U.S. Classification369/47.13, G9B/7.022, G9B/7.037, 369/275.2, G9B/7.033, G9B/19.005, G9B/7.142
International ClassificationG11B7/125, G11B7/24082, G11B7/1267, G11B7/243, G11B19/04, G11B7/007
Cooperative ClassificationG11B7/00736, G11B2007/24316, G11B7/1267, G11B7/006, G11B2007/24308, G11B2007/2431, G11B7/0079, G11B7/00557, G11B7/24082, G11B19/04, G11B7/243, G11B2007/24314
European ClassificationG11B7/006, G11B7/1267, G11B7/243, G11B19/04, G11B7/007Z, G11B7/007R, G11B7/0055P
Legal Events
DateCodeEventDescription
Sep 29, 2002ASAssignment
Owner name: RICOH COMPANY, LTD., JAPAN
Free format text: ASSIGNMENT OF ASSIGNORS INTEREST;ASSIGNOR:NODA, EIJI;REEL/FRAME:013341/0875
Effective date: 20020925
Mar 18, 2009FPAYFee payment
Year of fee payment: 4
May 31, 2013REMIMaintenance fee reminder mailed

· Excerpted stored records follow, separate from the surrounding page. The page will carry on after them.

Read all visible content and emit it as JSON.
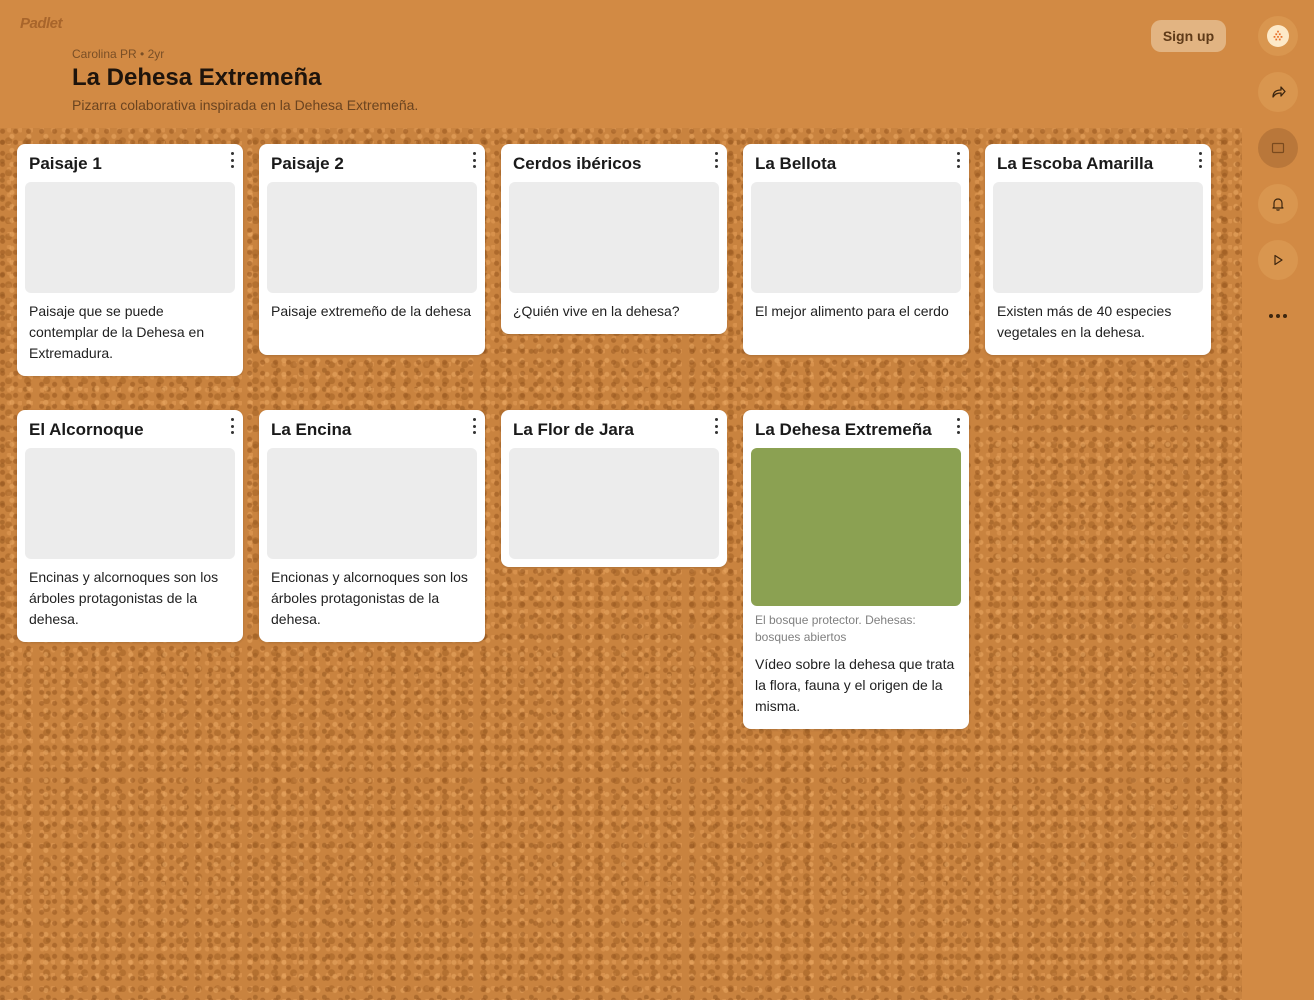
{
  "app": {
    "logo": "Padlet"
  },
  "header": {
    "author_meta": "Carolina PR • 2yr",
    "title": "La Dehesa Extremeña",
    "subtitle": "Pizarra colaborativa inspirada en la Dehesa Extremeña.",
    "signup_label": "Sign up"
  },
  "rail": {
    "icons": [
      "avatar-icon",
      "share-icon",
      "remake-icon",
      "bell-icon",
      "play-icon",
      "more-icon"
    ]
  },
  "cards": [
    {
      "title": "Paisaje 1",
      "body": "Paisaje que se puede contemplar de la Dehesa en Extremadura."
    },
    {
      "title": "Paisaje 2",
      "body": "Paisaje extremeño de la dehesa"
    },
    {
      "title": "Cerdos ibéricos",
      "body": "¿Quién vive en la dehesa?"
    },
    {
      "title": "La Bellota",
      "body": "El mejor alimento para el cerdo"
    },
    {
      "title": "La Escoba Amarilla",
      "body": "Existen más de 40 especies vegetales en la dehesa."
    },
    {
      "title": "El Alcornoque",
      "body": "Encinas y alcornoques son los árboles protagonistas de la dehesa."
    },
    {
      "title": "La Encina",
      "body": "Encionas y alcornoques son los árboles protagonistas de la dehesa."
    },
    {
      "title": "La Flor de Jara",
      "body": ""
    },
    {
      "title": "La Dehesa Extremeña",
      "caption": "El bosque protector. Dehesas: bosques abiertos",
      "body": "Vídeo sobre la dehesa que trata la flora, fauna y el origen de la misma.",
      "thumb_color": "#8ba152"
    }
  ],
  "colors": {
    "background": "#d28a44",
    "card": "#ffffff",
    "thumb_placeholder": "#ececec"
  }
}
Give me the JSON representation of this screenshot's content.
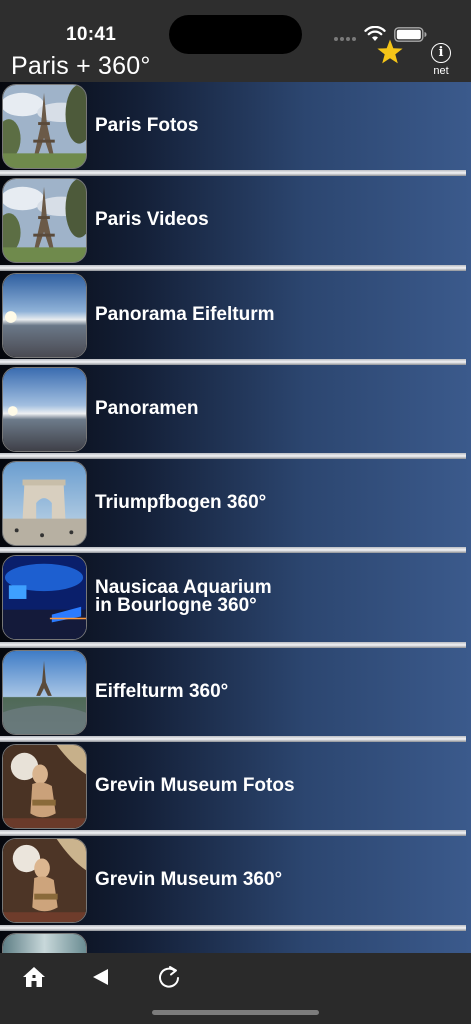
{
  "status_bar": {
    "time": "10:41"
  },
  "header": {
    "title": "Paris + 360°",
    "favorites_icon": "star-icon",
    "star_color": "#f5c518",
    "info_icon": "info-circle-icon",
    "info_label": "net"
  },
  "list": {
    "items": [
      {
        "label": "Paris Fotos",
        "thumb": "eiffel-tower-photo"
      },
      {
        "label": "Paris Videos",
        "thumb": "eiffel-tower-photo"
      },
      {
        "label": "Panorama Eifelturm",
        "thumb": "sky-panorama"
      },
      {
        "label": "Panoramen",
        "thumb": "sky-panorama"
      },
      {
        "label": "Triumpfbogen 360°",
        "thumb": "arc-de-triomphe"
      },
      {
        "label": "Nausicaa Aquarium\nin Bourlogne 360°",
        "thumb": "aquarium"
      },
      {
        "label": "Eiffelturm 360°",
        "thumb": "eiffel-tower-fisheye"
      },
      {
        "label": "Grevin Museum Fotos",
        "thumb": "wax-figure"
      },
      {
        "label": "Grevin Museum 360°",
        "thumb": "wax-figure"
      },
      {
        "label": "",
        "thumb": "partial-item"
      }
    ]
  },
  "toolbar": {
    "home_icon": "home-icon",
    "back_icon": "back-triangle-icon",
    "reload_icon": "reload-icon"
  }
}
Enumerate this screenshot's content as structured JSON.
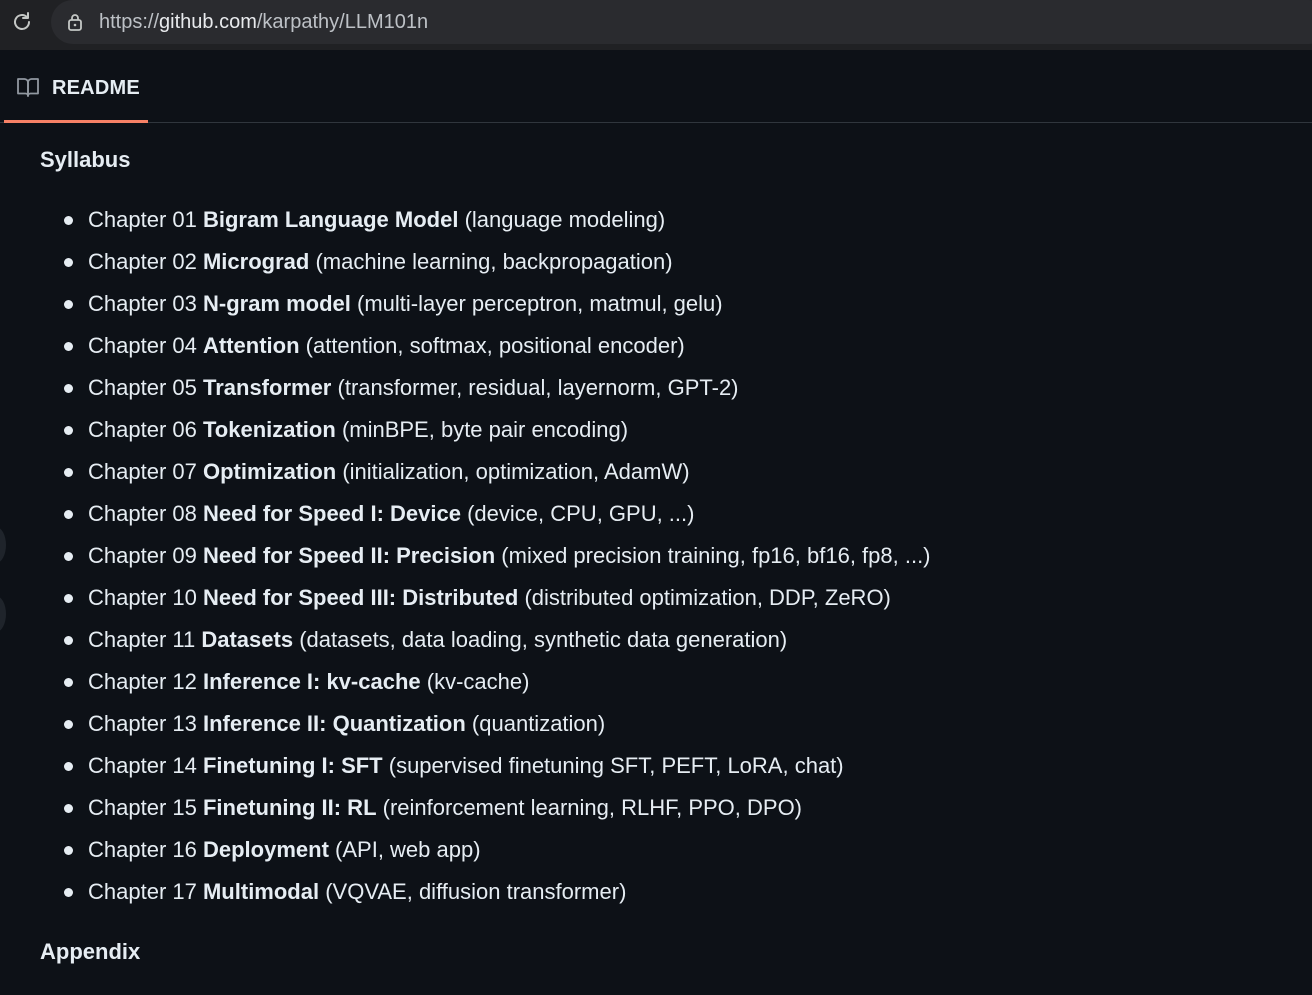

Oct 18, 2013LAPSLapse for failure to pay maintenance fees
Dec 10, 2013FPExpired due to failure to pay maintenance fee
Effective date: 20131018